Entries from a dataset of interfaces:
══════════

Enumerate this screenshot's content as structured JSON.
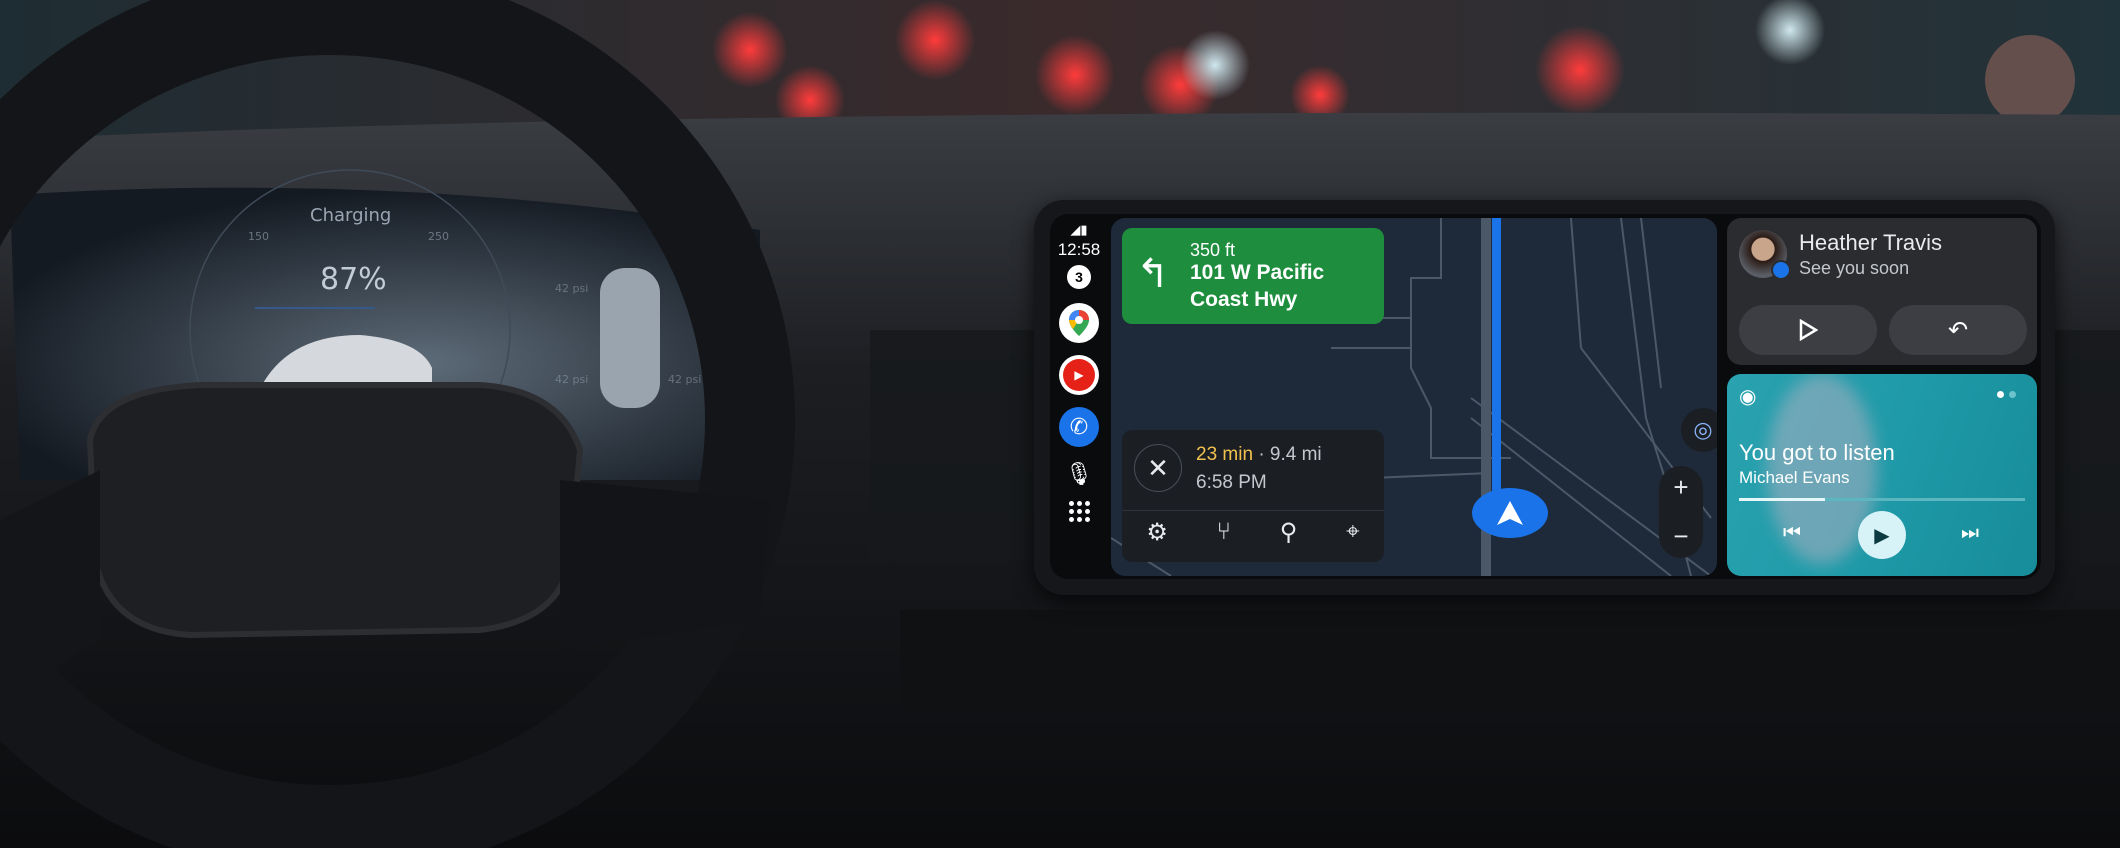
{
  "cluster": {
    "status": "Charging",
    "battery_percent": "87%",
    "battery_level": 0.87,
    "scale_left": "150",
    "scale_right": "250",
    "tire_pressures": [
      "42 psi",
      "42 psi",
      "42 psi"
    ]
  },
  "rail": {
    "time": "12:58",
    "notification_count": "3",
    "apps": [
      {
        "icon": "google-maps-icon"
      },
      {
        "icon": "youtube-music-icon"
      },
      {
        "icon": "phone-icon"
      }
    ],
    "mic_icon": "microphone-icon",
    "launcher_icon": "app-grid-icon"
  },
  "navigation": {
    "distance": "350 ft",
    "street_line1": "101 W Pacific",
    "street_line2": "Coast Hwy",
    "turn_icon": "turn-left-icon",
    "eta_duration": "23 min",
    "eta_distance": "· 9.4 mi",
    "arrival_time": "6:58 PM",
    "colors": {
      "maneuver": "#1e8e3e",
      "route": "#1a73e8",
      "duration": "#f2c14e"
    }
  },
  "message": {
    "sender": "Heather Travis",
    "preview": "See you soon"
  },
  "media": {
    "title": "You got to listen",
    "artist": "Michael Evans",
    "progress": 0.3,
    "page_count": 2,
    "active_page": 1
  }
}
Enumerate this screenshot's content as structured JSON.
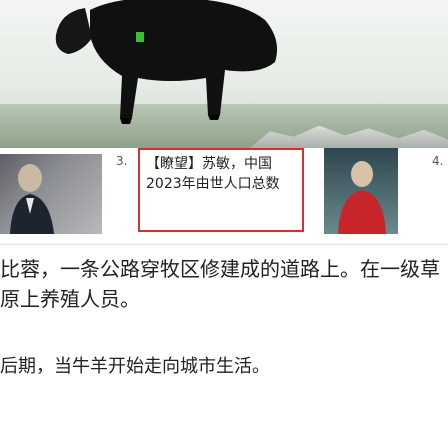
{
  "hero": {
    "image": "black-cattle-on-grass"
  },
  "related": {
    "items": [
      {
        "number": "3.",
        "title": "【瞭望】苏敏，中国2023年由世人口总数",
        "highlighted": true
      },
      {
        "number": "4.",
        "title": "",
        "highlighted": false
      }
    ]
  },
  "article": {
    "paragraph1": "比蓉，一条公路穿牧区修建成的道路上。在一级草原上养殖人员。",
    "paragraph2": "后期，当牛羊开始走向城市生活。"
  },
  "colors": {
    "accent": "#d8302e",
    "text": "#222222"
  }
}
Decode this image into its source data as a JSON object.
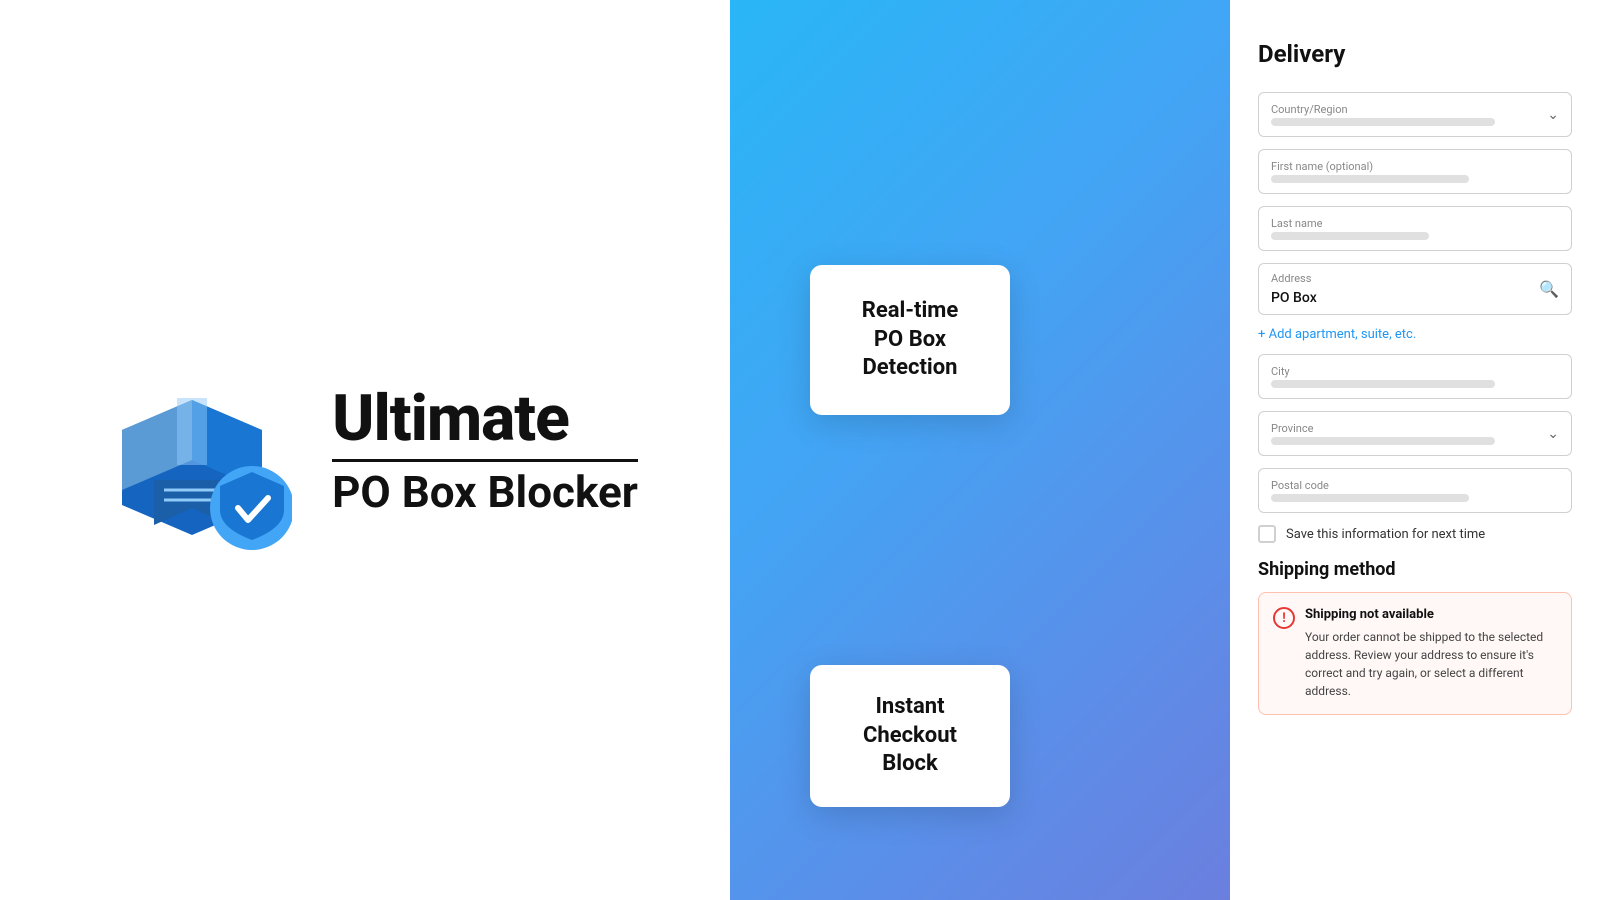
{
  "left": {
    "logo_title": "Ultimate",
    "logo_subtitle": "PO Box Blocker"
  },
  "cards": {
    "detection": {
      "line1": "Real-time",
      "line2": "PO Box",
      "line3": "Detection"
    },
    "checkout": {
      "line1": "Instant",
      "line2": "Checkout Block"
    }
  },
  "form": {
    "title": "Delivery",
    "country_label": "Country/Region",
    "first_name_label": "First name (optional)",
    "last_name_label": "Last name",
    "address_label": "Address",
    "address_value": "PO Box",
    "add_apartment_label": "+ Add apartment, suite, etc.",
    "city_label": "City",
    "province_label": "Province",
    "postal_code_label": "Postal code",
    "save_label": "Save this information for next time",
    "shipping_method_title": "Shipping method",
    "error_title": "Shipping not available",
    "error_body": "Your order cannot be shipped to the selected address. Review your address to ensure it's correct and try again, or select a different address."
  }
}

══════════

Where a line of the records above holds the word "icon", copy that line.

*Solution to the problem*.
        "icon": "google-maps-icon"
        "icon": "youtube-music-icon"
        "icon": "phone-icon"
    "mic_icon": "microphone-icon",
    "launcher_icon": "app-grid-icon"
    "turn_icon": "turn-left-icon",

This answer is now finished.